_Exercise details_. With images excluded, write out each entry below exactly as given.

Material for the task START

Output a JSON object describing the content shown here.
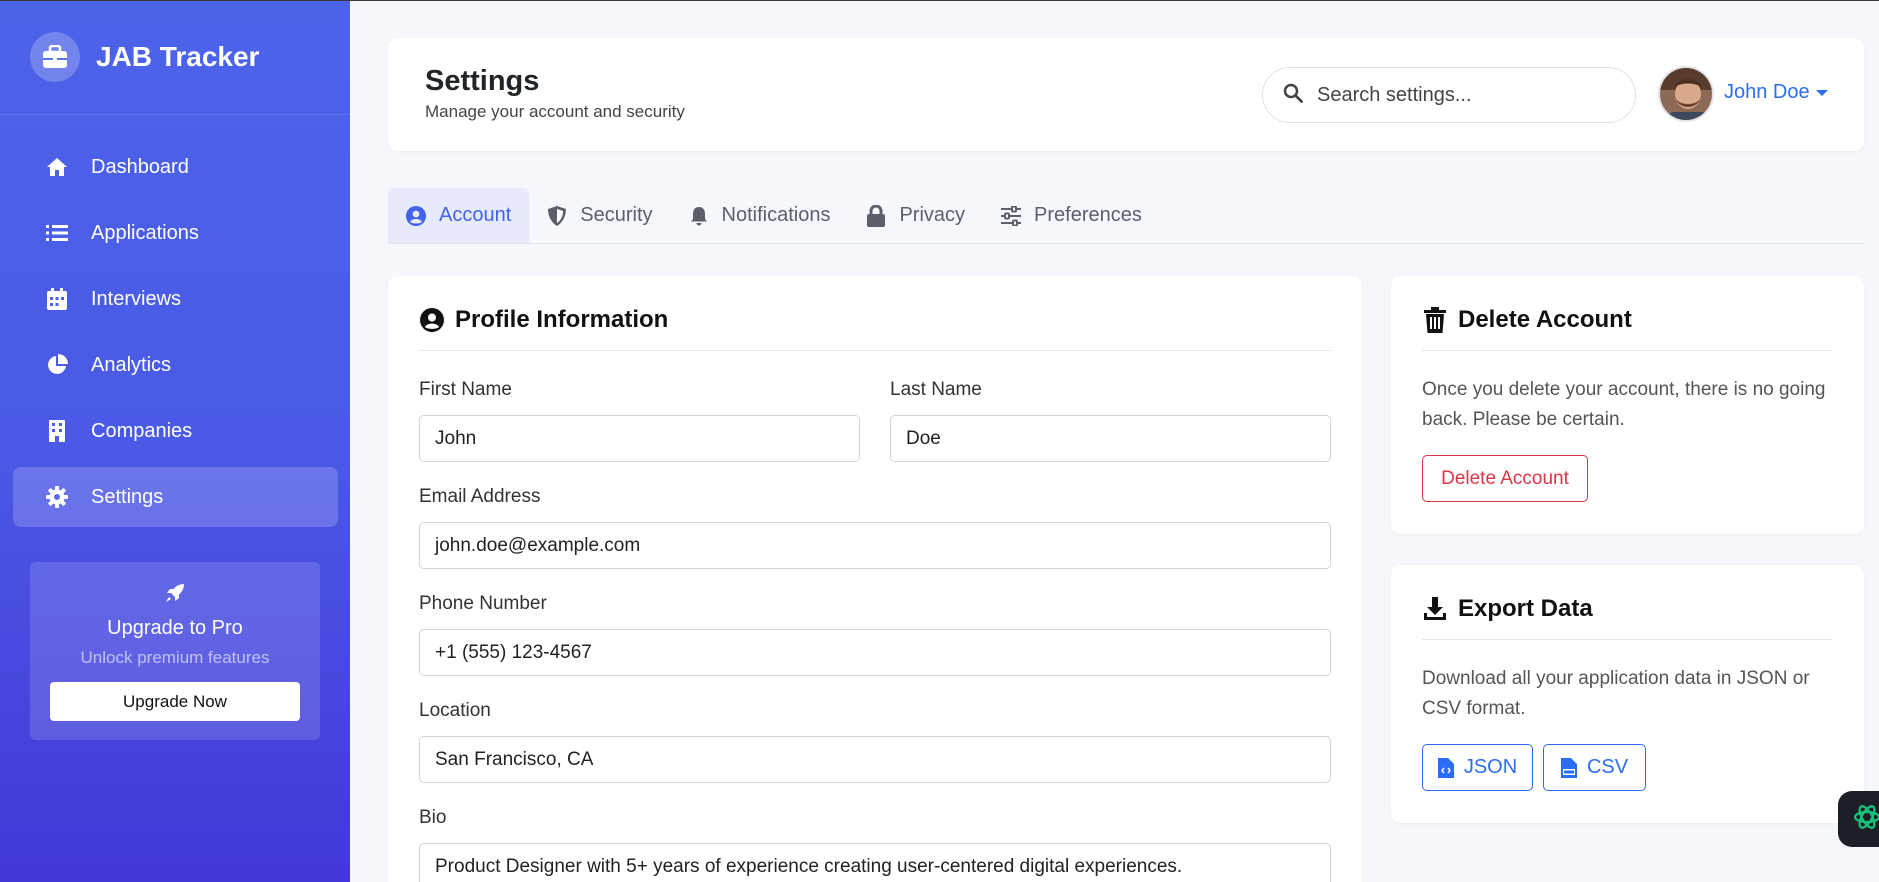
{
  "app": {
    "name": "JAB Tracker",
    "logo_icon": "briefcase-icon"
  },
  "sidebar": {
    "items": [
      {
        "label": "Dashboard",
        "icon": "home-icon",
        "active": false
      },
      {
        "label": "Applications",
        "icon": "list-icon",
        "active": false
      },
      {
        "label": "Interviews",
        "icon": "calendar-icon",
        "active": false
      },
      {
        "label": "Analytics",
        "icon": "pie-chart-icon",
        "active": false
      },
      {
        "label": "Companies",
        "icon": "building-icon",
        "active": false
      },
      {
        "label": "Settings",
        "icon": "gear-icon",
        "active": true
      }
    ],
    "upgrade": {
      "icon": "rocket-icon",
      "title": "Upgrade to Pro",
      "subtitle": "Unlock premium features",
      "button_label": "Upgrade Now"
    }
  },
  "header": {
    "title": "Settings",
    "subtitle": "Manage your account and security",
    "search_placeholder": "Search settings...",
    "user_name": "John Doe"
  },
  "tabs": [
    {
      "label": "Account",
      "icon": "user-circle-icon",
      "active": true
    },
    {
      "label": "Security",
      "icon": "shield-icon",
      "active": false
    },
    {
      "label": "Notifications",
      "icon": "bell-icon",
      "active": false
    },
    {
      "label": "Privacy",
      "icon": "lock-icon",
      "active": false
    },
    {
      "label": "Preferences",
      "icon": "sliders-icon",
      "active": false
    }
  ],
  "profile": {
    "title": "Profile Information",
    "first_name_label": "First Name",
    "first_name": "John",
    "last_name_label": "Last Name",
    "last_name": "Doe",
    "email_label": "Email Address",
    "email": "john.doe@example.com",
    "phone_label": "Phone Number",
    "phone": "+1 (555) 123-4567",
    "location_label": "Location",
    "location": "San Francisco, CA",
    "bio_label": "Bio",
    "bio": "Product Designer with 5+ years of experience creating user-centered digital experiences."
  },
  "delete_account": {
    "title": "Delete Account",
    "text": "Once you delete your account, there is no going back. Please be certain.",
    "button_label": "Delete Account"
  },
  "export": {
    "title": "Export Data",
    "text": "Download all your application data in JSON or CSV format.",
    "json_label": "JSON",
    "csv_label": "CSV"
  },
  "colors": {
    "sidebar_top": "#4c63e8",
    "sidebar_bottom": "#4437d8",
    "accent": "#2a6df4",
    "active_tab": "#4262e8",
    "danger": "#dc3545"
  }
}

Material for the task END

_Answer section_.
Output a JSON object describing the content shown here.
{
  "app": {
    "name": "JAB Tracker",
    "logo_icon": "briefcase-icon"
  },
  "sidebar": {
    "items": [
      {
        "label": "Dashboard",
        "icon": "home-icon",
        "active": false
      },
      {
        "label": "Applications",
        "icon": "list-icon",
        "active": false
      },
      {
        "label": "Interviews",
        "icon": "calendar-icon",
        "active": false
      },
      {
        "label": "Analytics",
        "icon": "pie-chart-icon",
        "active": false
      },
      {
        "label": "Companies",
        "icon": "building-icon",
        "active": false
      },
      {
        "label": "Settings",
        "icon": "gear-icon",
        "active": true
      }
    ],
    "upgrade": {
      "icon": "rocket-icon",
      "title": "Upgrade to Pro",
      "subtitle": "Unlock premium features",
      "button_label": "Upgrade Now"
    }
  },
  "header": {
    "title": "Settings",
    "subtitle": "Manage your account and security",
    "search_placeholder": "Search settings...",
    "user_name": "John Doe"
  },
  "tabs": [
    {
      "label": "Account",
      "icon": "user-circle-icon",
      "active": true
    },
    {
      "label": "Security",
      "icon": "shield-icon",
      "active": false
    },
    {
      "label": "Notifications",
      "icon": "bell-icon",
      "active": false
    },
    {
      "label": "Privacy",
      "icon": "lock-icon",
      "active": false
    },
    {
      "label": "Preferences",
      "icon": "sliders-icon",
      "active": false
    }
  ],
  "profile": {
    "title": "Profile Information",
    "first_name_label": "First Name",
    "first_name": "John",
    "last_name_label": "Last Name",
    "last_name": "Doe",
    "email_label": "Email Address",
    "email": "john.doe@example.com",
    "phone_label": "Phone Number",
    "phone": "+1 (555) 123-4567",
    "location_label": "Location",
    "location": "San Francisco, CA",
    "bio_label": "Bio",
    "bio": "Product Designer with 5+ years of experience creating user-centered digital experiences."
  },
  "delete_account": {
    "title": "Delete Account",
    "text": "Once you delete your account, there is no going back. Please be certain.",
    "button_label": "Delete Account"
  },
  "export": {
    "title": "Export Data",
    "text": "Download all your application data in JSON or CSV format.",
    "json_label": "JSON",
    "csv_label": "CSV"
  },
  "colors": {
    "sidebar_top": "#4c63e8",
    "sidebar_bottom": "#4437d8",
    "accent": "#2a6df4",
    "active_tab": "#4262e8",
    "danger": "#dc3545"
  }
}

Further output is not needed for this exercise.